Women’s hockey players place fourth in ‘Universiade’

Courtesy Photo / Cory Whitaker
USA team in Turkey

Courtesy Photo / Cory Whitaker USA team in Turkey

Greg Monahan

When three Grand Valley State University women’s hockey players and their coach left the United States to compete in the World University Games in Erzurum, Turkey, they admittedly didn’t know exactly what to expect.

But as soon as the team arrived for the Opening Ceremonies, it was clear they were in for an experience of a lifetime.

“We got there and we had the opening ceremonies, and it was literally like the Olympics,” said Ashley Rumsey, who captained Team USA for its two-week stint in Turkey. “We walked into this huge stadium, full of people, with the flag and the rest of the team. We’re all dressed in the same gear and when we got in, the crowd just erupted. It was unreal.”

Rumsey, along with teammates Shelby Kucharski, Chelsea Minnie and 19 athletes from other American universities, represented the first women’s hockey team to compete in the World University Games from the United States. GVSU head coach Cory Whitaker was also an assistant coach on Team USA.

The 11-sport event, called ‘Universiade’ in Europe – a combination of ‘University’ and ‘Olympiad’ – hosted thousands of athletes from 57 different countries.

“It was an amazing time,” Whitaker said. “I don’t think you can really put it into words as to what kind of experience it was. It was just phenomenal in every sense of the word.”

The team had a chance to bring home a bronze medal in its final game, but lost 3-1 to Team Slovakia despite outshooting the Slovaks 28-21.

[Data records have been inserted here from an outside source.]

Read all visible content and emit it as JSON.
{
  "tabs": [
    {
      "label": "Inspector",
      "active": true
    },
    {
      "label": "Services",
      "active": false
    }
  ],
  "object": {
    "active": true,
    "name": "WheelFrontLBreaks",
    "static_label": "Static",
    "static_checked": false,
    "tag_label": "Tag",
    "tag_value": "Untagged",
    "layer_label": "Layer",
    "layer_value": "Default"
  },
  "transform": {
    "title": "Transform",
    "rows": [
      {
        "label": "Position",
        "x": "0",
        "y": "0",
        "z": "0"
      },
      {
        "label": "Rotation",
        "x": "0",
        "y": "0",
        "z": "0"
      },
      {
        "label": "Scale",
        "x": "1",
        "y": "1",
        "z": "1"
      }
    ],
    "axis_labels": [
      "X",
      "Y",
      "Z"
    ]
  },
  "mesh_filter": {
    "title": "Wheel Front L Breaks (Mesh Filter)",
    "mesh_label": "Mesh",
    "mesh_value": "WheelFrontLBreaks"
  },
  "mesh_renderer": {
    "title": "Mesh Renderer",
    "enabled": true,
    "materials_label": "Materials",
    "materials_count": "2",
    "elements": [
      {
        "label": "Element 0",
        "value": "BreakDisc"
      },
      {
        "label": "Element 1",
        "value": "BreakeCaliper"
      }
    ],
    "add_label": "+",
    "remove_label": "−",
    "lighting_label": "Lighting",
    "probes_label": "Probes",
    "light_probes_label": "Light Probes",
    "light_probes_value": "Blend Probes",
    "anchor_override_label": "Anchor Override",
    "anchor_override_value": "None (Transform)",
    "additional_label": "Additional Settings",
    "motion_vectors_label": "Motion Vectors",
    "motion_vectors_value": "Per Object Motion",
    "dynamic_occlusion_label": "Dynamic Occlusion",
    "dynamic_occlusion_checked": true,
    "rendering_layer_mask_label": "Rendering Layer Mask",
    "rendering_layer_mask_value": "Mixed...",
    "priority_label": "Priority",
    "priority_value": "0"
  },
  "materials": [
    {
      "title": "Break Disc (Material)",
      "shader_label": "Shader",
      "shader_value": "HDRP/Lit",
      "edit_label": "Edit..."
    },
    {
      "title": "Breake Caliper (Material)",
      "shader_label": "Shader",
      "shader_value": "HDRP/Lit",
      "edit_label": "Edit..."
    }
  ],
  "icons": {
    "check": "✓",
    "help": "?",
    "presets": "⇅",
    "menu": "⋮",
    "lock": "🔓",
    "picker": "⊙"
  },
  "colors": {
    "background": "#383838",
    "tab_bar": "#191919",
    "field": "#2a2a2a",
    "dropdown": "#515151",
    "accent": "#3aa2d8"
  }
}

USA finished 2-5 in the tournament, but considering the competition, Whitaker said he was not upset with his team’s performance. Team Canada and Team Slovakia used the equivalent to Division I athletes from its home country, and Team Finland skated a handful of women who earned bronze medals in the 2010 Winter Olympics in Vancouver.

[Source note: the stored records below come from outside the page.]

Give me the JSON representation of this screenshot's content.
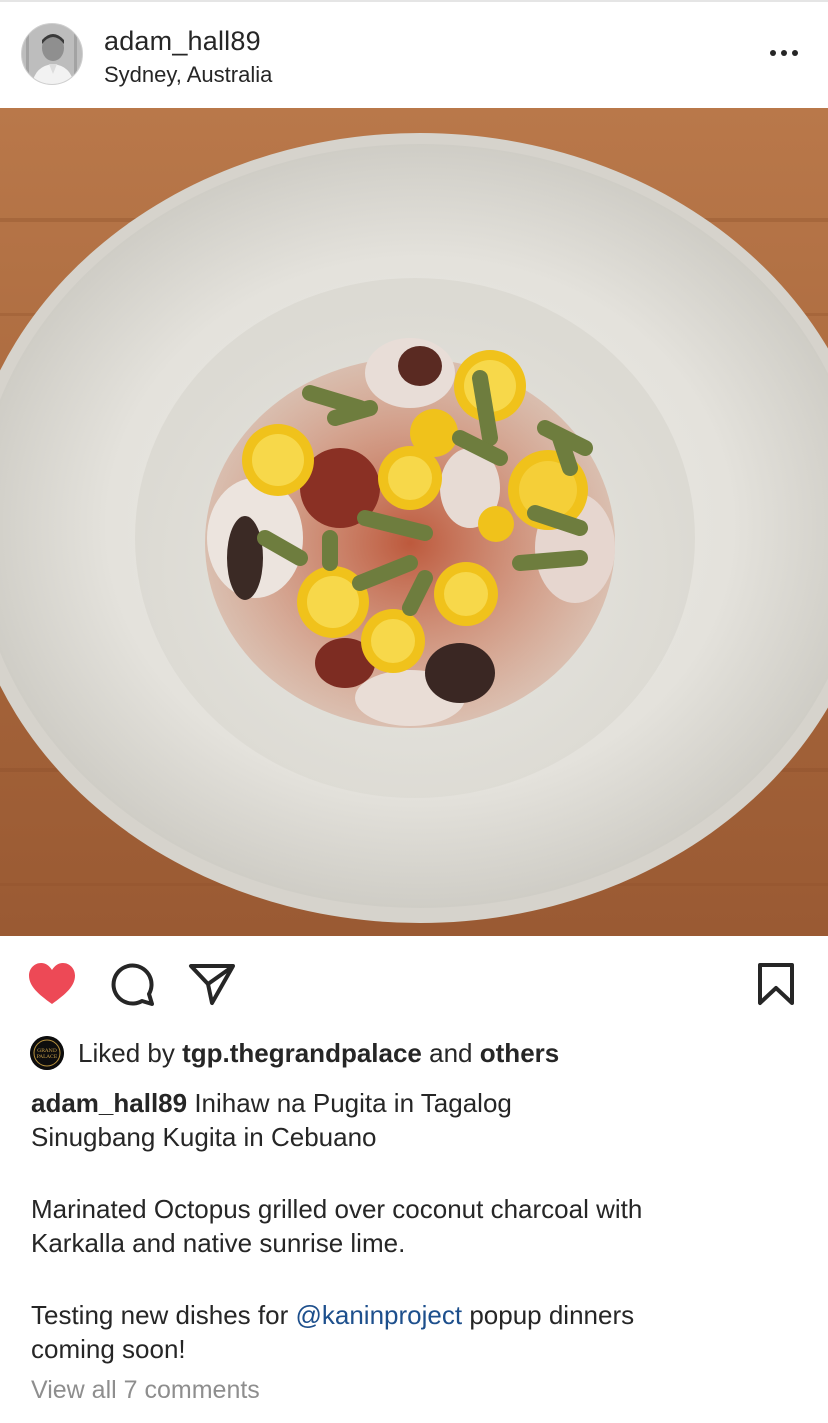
{
  "post": {
    "username": "adam_hall89",
    "location": "Sydney, Australia"
  },
  "likes": {
    "prefix": "Liked by",
    "liker": "tgp.thegrandpalace",
    "conjunction": "and",
    "others": "others",
    "liker_avatar_text": "GRAND PALACE"
  },
  "caption": {
    "username": "adam_hall89",
    "line1": "Inihaw na Pugita in Tagalog",
    "line2": "Sinugbang Kugita in Cebuano",
    "paragraph2_line1": "Marinated Octopus grilled over coconut charcoal with",
    "paragraph2_line2": "Karkalla and native sunrise lime.",
    "paragraph3_prefix": "Testing new dishes for",
    "mention": "@kaninproject",
    "paragraph3_suffix": "popup dinners",
    "paragraph3_line2": "coming soon!"
  },
  "comments": {
    "view_all_label": "View all 7 comments"
  },
  "colors": {
    "like_active": "#ed4956",
    "mention": "#1d4f8c",
    "muted_text": "#8e8e8e",
    "text": "#262626"
  },
  "icons": {
    "like": "heart-icon",
    "comment": "comment-icon",
    "share": "paper-plane-icon",
    "save": "bookmark-icon",
    "more": "more-options-icon"
  }
}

But USA Hockey rules require America to send non-scholarship athletes to the Games.

“Apples to apples, I am extremely happy and impressed with the way our team performed,” Whitaker said. “Especially when you consider teams like Finland and Slovakia essentially brought their national team. That’s who they’ve been playing with, who they’ve been practicing with, and those teams have played together for years.”

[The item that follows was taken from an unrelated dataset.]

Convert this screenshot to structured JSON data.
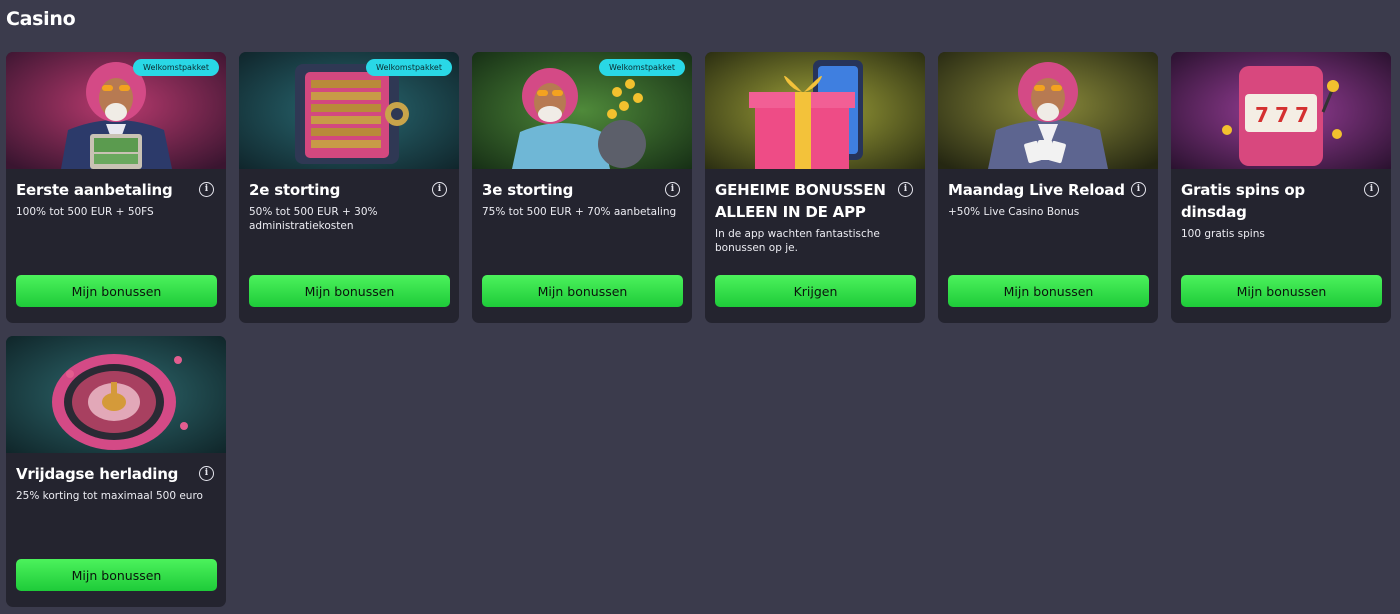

Rumsey said she was impressed by the caliber of play and athletic talent from each country her team competed against.

“There were girls way taller than me, and I’m tall for a women’s player,” said Rumsey, who stands 5 feet 8 inches tall and finished with the second-most points on Team USA with six. “There was a goalie, in butterfly position, and her head was taller than the crossbar, actually her shoulders came to the crossbar. Try to find a hole in that.”

She said while she was disappointed by the loss, the experience provided an “unbelievable” atmosphere and made the hefty price tag and missed class time worth it.

For Kucharski, she said she was happy just to get the chance to compete, especially since she was a member of the first-ever women’s team at the Universiade.

“I never expected or thought I would have the chance to play for my country through the ACHA,” she said. “I am so grateful for the opportunity. The ACHA is a great example of how far women’s hockey has come and the expectations for the talent in the league in the future are high. I can’t wait to have the chance to tryout and hopefully compete again in two years in Slovenia.”

After the games concluded, the closing ceremonies brought the same allure as the beginning of the Games, albeit in a different way.

“The closing ceremony was the complete opposite (from the opening ceremony),” Rumsey said. “We were walking around, everybody from all the countries was trading jackets, t-shirt, hats and gloves. I have a Russian warm-up jacket, a Polish scarf, a Spain jacket. It was crazy. You don’t know how to speak the language so we all just pointed at things and traded them in the middle of the stadium, it was just amazing.”

[email protected]